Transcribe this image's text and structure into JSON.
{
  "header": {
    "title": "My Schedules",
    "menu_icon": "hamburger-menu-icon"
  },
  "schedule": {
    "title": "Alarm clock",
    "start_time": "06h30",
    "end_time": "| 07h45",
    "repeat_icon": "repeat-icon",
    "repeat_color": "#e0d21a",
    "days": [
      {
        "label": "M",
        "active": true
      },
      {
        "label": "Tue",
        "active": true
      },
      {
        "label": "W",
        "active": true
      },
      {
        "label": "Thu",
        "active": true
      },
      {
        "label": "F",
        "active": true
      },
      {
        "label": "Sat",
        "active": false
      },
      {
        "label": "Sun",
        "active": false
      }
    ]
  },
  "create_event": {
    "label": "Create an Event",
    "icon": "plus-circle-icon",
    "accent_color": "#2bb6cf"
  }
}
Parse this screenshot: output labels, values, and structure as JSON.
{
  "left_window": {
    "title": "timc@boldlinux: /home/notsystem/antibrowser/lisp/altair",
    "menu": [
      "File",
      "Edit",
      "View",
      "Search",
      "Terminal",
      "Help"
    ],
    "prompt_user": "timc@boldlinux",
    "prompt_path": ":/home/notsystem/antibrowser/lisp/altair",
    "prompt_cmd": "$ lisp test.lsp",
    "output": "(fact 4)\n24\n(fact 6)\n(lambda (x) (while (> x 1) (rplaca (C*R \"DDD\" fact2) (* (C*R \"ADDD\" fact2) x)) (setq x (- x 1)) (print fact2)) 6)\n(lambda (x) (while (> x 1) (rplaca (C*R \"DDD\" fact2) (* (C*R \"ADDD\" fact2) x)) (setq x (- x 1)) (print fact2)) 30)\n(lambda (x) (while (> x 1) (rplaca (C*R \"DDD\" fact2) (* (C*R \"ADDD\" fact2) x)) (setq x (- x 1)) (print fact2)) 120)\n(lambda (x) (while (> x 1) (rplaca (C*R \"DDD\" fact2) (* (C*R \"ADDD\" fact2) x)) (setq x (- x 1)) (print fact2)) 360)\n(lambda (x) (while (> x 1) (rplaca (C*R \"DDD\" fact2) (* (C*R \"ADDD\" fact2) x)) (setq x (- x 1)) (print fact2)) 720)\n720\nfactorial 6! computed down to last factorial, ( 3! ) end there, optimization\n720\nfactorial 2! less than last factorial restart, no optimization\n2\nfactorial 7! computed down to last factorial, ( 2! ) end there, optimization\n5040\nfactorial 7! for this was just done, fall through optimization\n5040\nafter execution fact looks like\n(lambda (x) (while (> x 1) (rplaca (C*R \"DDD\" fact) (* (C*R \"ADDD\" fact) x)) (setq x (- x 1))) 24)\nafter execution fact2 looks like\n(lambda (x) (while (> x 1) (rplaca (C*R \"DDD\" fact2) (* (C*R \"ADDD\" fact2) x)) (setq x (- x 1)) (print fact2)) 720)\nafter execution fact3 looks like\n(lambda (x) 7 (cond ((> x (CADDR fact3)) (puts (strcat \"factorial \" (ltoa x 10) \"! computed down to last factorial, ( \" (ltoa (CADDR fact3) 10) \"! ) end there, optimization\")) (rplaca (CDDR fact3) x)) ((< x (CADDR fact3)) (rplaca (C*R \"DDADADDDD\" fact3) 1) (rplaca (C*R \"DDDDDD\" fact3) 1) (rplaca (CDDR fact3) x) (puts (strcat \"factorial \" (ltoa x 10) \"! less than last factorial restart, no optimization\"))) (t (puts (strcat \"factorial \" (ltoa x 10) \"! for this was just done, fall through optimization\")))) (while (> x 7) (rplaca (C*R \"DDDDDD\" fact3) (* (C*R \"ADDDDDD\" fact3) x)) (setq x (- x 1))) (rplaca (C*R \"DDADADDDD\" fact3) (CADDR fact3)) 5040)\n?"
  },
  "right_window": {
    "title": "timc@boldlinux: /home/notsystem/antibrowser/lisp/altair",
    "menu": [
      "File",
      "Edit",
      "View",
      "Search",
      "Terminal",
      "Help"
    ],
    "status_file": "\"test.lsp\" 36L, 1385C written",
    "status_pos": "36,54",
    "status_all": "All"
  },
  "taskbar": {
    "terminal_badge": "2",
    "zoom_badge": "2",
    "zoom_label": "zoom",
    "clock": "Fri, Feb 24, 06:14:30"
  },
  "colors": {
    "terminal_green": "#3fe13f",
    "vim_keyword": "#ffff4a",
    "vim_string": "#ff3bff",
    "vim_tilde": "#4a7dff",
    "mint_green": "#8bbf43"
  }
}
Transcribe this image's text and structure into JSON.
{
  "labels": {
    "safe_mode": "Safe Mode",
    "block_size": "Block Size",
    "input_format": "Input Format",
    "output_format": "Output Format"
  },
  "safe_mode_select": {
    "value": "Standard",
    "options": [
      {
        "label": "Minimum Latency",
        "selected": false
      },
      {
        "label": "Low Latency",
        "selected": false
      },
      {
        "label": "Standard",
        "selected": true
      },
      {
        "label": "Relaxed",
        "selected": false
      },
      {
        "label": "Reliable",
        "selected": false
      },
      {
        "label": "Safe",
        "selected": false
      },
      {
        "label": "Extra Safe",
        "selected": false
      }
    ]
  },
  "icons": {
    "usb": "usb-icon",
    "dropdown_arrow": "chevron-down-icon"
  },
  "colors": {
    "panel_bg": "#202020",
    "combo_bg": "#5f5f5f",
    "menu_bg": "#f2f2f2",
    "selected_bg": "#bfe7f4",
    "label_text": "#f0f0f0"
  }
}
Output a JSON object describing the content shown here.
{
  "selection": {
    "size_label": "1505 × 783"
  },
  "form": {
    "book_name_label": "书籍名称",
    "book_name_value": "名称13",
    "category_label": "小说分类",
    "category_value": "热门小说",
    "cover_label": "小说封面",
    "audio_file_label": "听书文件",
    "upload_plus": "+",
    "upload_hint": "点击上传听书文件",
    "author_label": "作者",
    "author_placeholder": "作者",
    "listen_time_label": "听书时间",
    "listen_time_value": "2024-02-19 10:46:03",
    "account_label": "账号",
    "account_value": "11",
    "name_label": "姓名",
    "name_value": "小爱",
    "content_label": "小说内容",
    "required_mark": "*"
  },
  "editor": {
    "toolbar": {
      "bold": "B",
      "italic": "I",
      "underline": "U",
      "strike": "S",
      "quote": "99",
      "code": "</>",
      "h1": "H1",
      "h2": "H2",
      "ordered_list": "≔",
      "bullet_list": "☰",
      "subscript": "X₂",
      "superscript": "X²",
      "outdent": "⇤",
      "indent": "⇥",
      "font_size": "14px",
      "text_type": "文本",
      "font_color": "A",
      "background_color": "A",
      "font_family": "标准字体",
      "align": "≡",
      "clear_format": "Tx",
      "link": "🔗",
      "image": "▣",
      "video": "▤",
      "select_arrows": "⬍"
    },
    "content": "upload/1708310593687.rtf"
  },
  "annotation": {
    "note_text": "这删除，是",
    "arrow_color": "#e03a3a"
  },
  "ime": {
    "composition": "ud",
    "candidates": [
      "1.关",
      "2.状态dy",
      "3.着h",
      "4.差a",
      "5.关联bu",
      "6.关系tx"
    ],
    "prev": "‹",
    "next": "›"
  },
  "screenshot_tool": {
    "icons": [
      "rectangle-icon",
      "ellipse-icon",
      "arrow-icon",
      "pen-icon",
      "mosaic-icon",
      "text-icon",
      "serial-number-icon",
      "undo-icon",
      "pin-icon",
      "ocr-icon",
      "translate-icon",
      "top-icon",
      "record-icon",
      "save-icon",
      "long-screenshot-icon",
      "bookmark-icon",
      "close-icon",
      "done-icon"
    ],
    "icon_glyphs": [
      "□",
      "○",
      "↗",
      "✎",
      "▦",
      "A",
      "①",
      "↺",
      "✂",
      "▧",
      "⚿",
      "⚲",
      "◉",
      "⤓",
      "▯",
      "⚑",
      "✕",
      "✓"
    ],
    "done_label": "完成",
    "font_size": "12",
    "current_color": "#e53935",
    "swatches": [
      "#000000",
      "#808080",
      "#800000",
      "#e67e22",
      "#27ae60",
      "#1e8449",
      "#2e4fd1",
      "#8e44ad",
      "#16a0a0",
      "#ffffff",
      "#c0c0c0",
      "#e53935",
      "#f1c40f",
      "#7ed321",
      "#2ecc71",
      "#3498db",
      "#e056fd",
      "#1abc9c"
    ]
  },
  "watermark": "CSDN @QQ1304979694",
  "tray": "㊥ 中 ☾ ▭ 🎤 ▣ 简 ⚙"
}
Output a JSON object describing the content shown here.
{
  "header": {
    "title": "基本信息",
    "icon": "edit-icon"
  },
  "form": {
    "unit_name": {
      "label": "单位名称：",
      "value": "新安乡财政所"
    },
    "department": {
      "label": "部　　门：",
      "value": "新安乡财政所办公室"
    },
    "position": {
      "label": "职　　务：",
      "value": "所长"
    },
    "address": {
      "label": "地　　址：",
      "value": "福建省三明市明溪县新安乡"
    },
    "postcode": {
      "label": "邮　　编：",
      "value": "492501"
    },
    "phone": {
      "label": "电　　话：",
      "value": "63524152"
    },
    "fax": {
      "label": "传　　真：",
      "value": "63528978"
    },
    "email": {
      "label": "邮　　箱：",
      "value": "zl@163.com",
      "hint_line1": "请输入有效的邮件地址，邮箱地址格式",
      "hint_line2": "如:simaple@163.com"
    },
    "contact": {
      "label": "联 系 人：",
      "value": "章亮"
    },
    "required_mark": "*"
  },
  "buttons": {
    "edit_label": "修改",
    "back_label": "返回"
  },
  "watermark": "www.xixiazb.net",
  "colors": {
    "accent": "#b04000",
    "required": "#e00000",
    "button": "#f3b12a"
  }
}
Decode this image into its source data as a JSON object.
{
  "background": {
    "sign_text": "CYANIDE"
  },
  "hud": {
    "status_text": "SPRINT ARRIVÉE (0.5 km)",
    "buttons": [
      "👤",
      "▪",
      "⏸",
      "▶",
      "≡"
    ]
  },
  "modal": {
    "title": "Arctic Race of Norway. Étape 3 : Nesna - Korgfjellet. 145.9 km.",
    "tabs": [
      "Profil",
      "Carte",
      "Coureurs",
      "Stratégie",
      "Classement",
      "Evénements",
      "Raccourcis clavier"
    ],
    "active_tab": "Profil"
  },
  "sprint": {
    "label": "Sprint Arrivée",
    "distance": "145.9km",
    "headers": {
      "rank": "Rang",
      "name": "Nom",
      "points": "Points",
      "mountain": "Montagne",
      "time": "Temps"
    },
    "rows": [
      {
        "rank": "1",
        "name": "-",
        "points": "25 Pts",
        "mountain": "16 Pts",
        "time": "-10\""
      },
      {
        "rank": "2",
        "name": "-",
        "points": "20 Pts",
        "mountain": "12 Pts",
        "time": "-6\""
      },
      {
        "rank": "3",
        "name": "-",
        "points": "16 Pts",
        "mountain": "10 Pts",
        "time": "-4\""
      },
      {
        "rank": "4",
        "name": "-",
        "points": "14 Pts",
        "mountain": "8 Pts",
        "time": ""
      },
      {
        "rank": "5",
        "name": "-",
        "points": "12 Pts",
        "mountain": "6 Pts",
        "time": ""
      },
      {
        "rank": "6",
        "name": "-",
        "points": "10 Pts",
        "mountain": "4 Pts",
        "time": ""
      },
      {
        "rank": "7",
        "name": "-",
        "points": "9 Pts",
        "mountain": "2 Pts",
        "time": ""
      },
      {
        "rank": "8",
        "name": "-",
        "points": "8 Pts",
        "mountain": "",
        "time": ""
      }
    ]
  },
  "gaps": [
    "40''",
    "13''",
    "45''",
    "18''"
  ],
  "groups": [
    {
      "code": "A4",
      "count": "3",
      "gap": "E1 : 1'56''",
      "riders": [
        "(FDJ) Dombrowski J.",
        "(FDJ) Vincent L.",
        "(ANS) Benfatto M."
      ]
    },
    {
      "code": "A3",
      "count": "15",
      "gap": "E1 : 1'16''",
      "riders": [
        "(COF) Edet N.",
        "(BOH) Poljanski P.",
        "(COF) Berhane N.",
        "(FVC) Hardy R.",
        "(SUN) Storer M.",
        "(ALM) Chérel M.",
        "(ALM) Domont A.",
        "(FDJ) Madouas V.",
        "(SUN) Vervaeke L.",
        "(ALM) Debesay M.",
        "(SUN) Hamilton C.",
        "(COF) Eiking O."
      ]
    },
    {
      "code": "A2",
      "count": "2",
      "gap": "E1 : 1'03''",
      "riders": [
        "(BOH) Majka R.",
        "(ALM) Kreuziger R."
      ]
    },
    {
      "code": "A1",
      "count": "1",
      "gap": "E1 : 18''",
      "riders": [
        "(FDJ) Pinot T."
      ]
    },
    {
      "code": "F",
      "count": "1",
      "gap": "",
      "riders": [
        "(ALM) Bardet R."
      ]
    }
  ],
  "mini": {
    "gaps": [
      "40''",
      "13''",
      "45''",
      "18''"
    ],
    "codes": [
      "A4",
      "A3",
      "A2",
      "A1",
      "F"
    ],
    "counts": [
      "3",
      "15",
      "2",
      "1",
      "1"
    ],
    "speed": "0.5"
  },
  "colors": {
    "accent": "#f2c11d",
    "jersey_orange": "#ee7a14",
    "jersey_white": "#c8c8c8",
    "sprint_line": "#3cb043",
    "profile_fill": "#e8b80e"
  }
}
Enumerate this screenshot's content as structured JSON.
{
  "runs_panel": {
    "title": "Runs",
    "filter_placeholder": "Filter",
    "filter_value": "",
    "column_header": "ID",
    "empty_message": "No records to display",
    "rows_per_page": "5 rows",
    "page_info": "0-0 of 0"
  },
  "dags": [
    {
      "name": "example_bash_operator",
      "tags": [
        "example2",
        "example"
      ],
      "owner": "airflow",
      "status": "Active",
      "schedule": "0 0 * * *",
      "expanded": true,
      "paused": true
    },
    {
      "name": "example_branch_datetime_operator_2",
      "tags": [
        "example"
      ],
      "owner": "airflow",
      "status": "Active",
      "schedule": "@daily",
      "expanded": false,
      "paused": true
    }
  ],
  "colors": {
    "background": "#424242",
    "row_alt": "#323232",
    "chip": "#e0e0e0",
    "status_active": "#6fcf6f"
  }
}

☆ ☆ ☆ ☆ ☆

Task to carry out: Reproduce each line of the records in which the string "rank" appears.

Output of the task:
      "rank": "Rang",
        "rank": "1",
        "rank": "2",
        "rank": "3",
        "rank": "4",
        "rank": "5",
        "rank": "6",
        "rank": "7",
        "rank": "8",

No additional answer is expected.